Reproduce the listing that follows, line for line.

+++

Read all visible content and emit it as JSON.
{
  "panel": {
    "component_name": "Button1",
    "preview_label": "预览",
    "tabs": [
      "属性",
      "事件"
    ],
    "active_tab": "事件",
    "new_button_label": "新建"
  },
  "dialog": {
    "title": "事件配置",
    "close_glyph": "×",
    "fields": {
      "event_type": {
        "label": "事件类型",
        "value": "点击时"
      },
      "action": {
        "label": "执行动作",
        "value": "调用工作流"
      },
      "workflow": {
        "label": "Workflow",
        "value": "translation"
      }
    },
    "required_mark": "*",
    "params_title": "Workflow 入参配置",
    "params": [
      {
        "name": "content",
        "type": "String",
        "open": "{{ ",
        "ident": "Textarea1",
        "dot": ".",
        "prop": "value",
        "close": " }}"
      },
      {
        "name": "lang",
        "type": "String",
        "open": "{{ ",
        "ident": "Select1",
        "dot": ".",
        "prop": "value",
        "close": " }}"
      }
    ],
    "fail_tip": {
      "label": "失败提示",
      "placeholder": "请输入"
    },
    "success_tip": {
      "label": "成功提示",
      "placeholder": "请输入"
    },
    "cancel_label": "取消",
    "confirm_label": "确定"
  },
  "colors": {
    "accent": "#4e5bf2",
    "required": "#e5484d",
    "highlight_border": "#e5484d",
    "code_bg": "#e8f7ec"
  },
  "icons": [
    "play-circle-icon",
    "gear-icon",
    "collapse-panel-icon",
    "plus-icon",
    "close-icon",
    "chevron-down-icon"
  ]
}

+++

__Task response__
Read all visible content and emit it as JSON.
{
  "panel": {
    "component_name": "Button1",
    "preview_label": "预览",
    "tabs": [
      "属性",
      "事件"
    ],
    "active_tab": "事件",
    "new_button_label": "新建"
  },
  "dialog": {
    "title": "事件配置",
    "close_glyph": "×",
    "fields": {
      "event_type": {
        "label": "事件类型",
        "value": "点击时"
      },
      "action": {
        "label": "执行动作",
        "value": "调用工作流"
      },
      "workflow": {
        "label": "Workflow",
        "value": "translation"
      }
    },
    "required_mark": "*",
    "params_title": "Workflow 入参配置",
    "params": [
      {
        "name": "content",
        "type": "String",
        "open": "{{ ",
        "ident": "Textarea1",
        "dot": ".",
        "prop": "value",
        "close": " }}"
      },
      {
        "name": "lang",
        "type": "String",
        "open": "{{ ",
        "ident": "Select1",
        "dot": ".",
        "prop": "value",
        "close": " }}"
      }
    ],
    "fail_tip": {
      "label": "失败提示",
      "placeholder": "请输入"
    },
    "success_tip": {
      "label": "成功提示",
      "placeholder": "请输入"
    },
    "cancel_label": "取消",
    "confirm_label": "确定"
  },
  "colors": {
    "accent": "#4e5bf2",
    "required": "#e5484d",
    "highlight_border": "#e5484d",
    "code_bg": "#e8f7ec"
  },
  "icons": [
    "play-circle-icon",
    "gear-icon",
    "collapse-panel-icon",
    "plus-icon",
    "close-icon",
    "chevron-down-icon"
  ]
}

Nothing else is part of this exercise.